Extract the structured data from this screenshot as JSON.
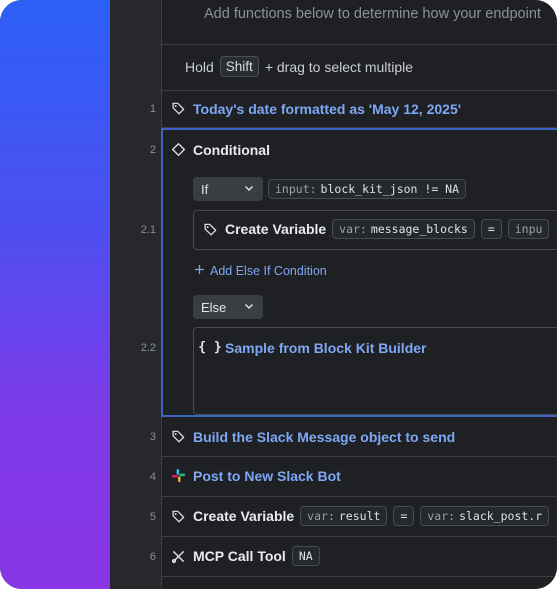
{
  "description": "Add functions below to determine how your endpoint",
  "hint": {
    "prefix": "Hold",
    "key": "Shift",
    "suffix": "+ drag to select multiple"
  },
  "lines": {
    "l1": "1",
    "l2": "2",
    "l21": "2.1",
    "l22": "2.2",
    "l3": "3",
    "l4": "4",
    "l5": "5",
    "l6": "6"
  },
  "steps": {
    "s1": {
      "label": "Today's date formatted as 'May 12, 2025'",
      "icon": "tag-icon"
    },
    "s2": {
      "label": "Conditional",
      "icon": "diamond-icon",
      "if_select": "If",
      "condition": {
        "key": "input:",
        "value": "block_kit_json != NA"
      },
      "create_var": {
        "label": "Create Variable",
        "var_key": "var:",
        "var_value": "message_blocks",
        "eq": "=",
        "rhs": "inpu"
      },
      "add_else_if": "Add Else If Condition",
      "else_select": "Else",
      "sample": "Sample from Block Kit Builder"
    },
    "s3": {
      "label": "Build the Slack Message object to send",
      "icon": "tag-icon"
    },
    "s4": {
      "label": "Post to New Slack Bot",
      "icon": "slack-icon"
    },
    "s5": {
      "label": "Create Variable",
      "var_key": "var:",
      "var_value": "result",
      "eq": "=",
      "rhs_key": "var:",
      "rhs_value": "slack_post.r"
    },
    "s6": {
      "label": "MCP Call Tool",
      "badge": "NA",
      "icon": "tools-icon"
    }
  },
  "colors": {
    "accent": "#3d63c9",
    "link": "#7ea7f4",
    "gradient_top": "#2c5ff6",
    "gradient_bottom": "#8a36e6"
  }
}
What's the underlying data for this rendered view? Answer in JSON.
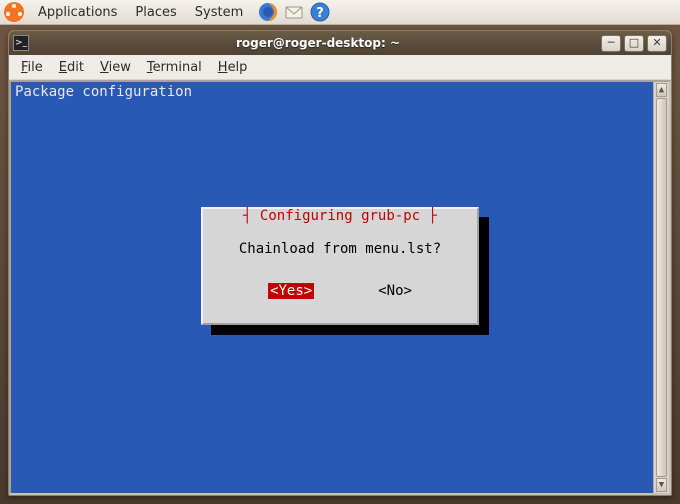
{
  "panel": {
    "menus": [
      "Applications",
      "Places",
      "System"
    ],
    "icons": [
      "firefox-icon",
      "evolution-icon",
      "help-icon"
    ]
  },
  "window": {
    "title": "roger@roger-desktop: ~",
    "menubar": [
      {
        "label": "File",
        "ul": "F",
        "rest": "ile"
      },
      {
        "label": "Edit",
        "ul": "E",
        "rest": "dit"
      },
      {
        "label": "View",
        "ul": "V",
        "rest": "iew"
      },
      {
        "label": "Terminal",
        "ul": "T",
        "rest": "erminal"
      },
      {
        "label": "Help",
        "ul": "H",
        "rest": "elp"
      }
    ],
    "controls": {
      "minimize": "─",
      "maximize": "□",
      "close": "✕"
    }
  },
  "terminal": {
    "header": "Package configuration"
  },
  "dialog": {
    "title_left": "┤ ",
    "title_text": "Configuring grub-pc",
    "title_right": " ├",
    "prompt": "Chainload from menu.lst?",
    "yes": "<Yes>",
    "no": "<No>"
  }
}
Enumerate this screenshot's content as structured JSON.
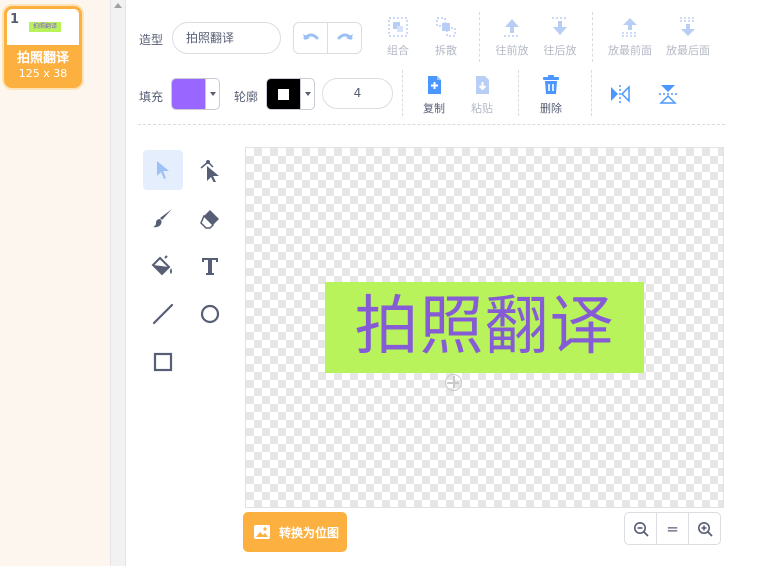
{
  "costume_list": {
    "items": [
      {
        "number": "1",
        "thumb_text": "拍照翻译",
        "name": "拍照翻译",
        "size": "125 x 38"
      }
    ]
  },
  "toolbar": {
    "costume_label": "造型",
    "costume_name": "拍照翻译",
    "group_label": "组合",
    "ungroup_label": "拆散",
    "forward_label": "往前放",
    "backward_label": "往后放",
    "front_label": "放最前面",
    "back_label": "放最后面",
    "fill_label": "填充",
    "outline_label": "轮廓",
    "stroke_width": "4",
    "copy_label": "复制",
    "paste_label": "粘贴",
    "delete_label": "删除"
  },
  "colors": {
    "fill": "#9966ff",
    "outline": "#000000",
    "accent": "#fbb040",
    "text_bg": "#b9f35b",
    "text_color": "#855cd6",
    "icon_blue": "#4c97ff"
  },
  "canvas": {
    "text_object": "拍照翻译"
  },
  "footer": {
    "convert_label": "转换为位图",
    "zoom_reset_label": "="
  }
}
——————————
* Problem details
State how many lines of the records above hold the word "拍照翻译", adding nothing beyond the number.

* Answer to this problem
4